Saturday, 5 April 2014


Just a pile of paper?*

Last year, I was lucky enough to catch The First Cut at Nottingham's Lakeside Art, an exhibition devoted to showcasing paper-based art. Beautiful paper cuts, sculptures large and small, a room transformed into a "Wonder Forest". Printer paper, newspaper, shopping bags and currency, books and card; the diversity of the exhibits was much greater than I had been expecting, especially considering the delicacy of their construction in some cases.

Rob Ryan was probably the only artist I had heard of beforehand- if you don't know the name, you may still be familiar with the reproductions of his paper cuts on mugs and cards available on the high street. I certainly appreciated the skill involved in creating the huge 3 metre papercut, The Map Of My Entire Life. First the sheer scale of this huge picture strikes you, then the tiny details of the town and grass draw you in before again marvelling at the looping chains, silhouettes of people and the incredibly detailed border.

Other artists' works included a life-size motorbike, flowerbeds, dresses, and spiralling plumes from floor to ceiling. World maps, hand grenades and guns made of currency, beautiful birds in flight and scenes carved out of books. Trees were formed from paper bags and paper scenes, sections staggered like miniature theatre sets evoked an air of the Fairy Tale about them - slightly fey, with a delicate beauty, Andrea Dezso's characters bordering on creepy.

It is difficult to pick a favourite, as I was delighted by many of the exhibits, but there are a few that come to mind first when recalling The First Cut. Béatrice Coron's Chaos City: each little window seemed so simply rendered, yet told it's own story - the thieves, the cocktail party, a family sitting down to dinner, the duel, and the film set.

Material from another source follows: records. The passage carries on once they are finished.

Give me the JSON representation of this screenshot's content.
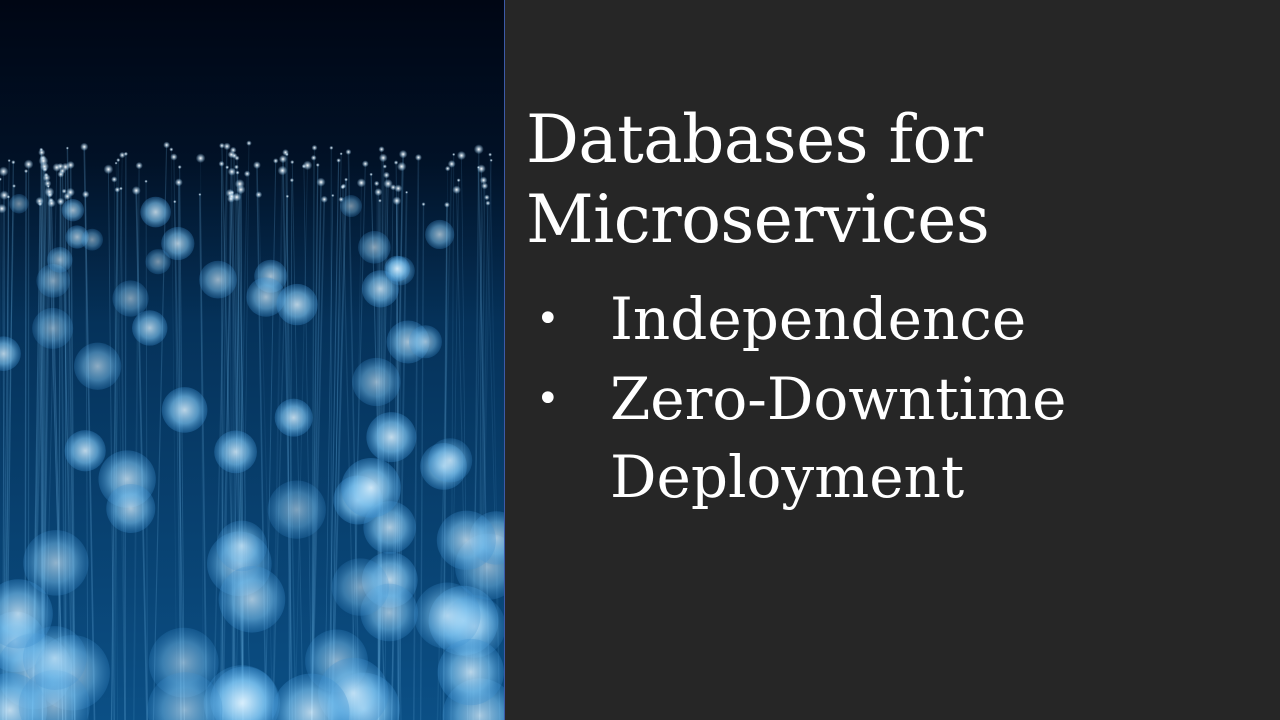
{
  "slide": {
    "title_lines": [
      "Databases for",
      "Microservices"
    ],
    "bullets": [
      {
        "marker": "•",
        "lines": [
          "Independence"
        ]
      },
      {
        "marker": "•",
        "lines": [
          "Zero-Downtime",
          "Deployment"
        ]
      }
    ]
  },
  "image": {
    "icon": "fiber-optic-bokeh-photo",
    "colors": {
      "background": "#00081a",
      "glow": "#4aa8e8",
      "highlight": "#e8f6ff"
    }
  },
  "colors": {
    "slide_background": "#262626",
    "text": "#ffffff",
    "divider": "#3d5aa8"
  }
}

Another favourite (slightly marred by the background sound in the gallery somewhat obscuring the narration) Going West by Andersen M Studio truly brought the pages to life: watch it below.

My favourite work by Peter Callesen, was the astonishing transformation of a single sheet of A4 paper into a tiny scene with huge impact. At first, I almost dismissed Mountain II as a sheet of crumpled paper, and was mildly disappointed. However on closer inspection there was something going on in the middle - what *was* that tiny thing? A person? Scaling a mountain? Wow.

Overall I was awed by the patience and dedication taken by all of the artists. We use paper every day in its more mundane and conventional forms: bank statements, reports, letters and shopping lists. Since The First Cut I certainly look at the reams of paper waiting to be churned through the printer a little differently. I wonder who is giving them a more exciting life elsewhere....

*NB - The photo is not of any of the exhibits, but a rather pretty pile of paper I spotted elsewhere.

No comments:

Post a Comment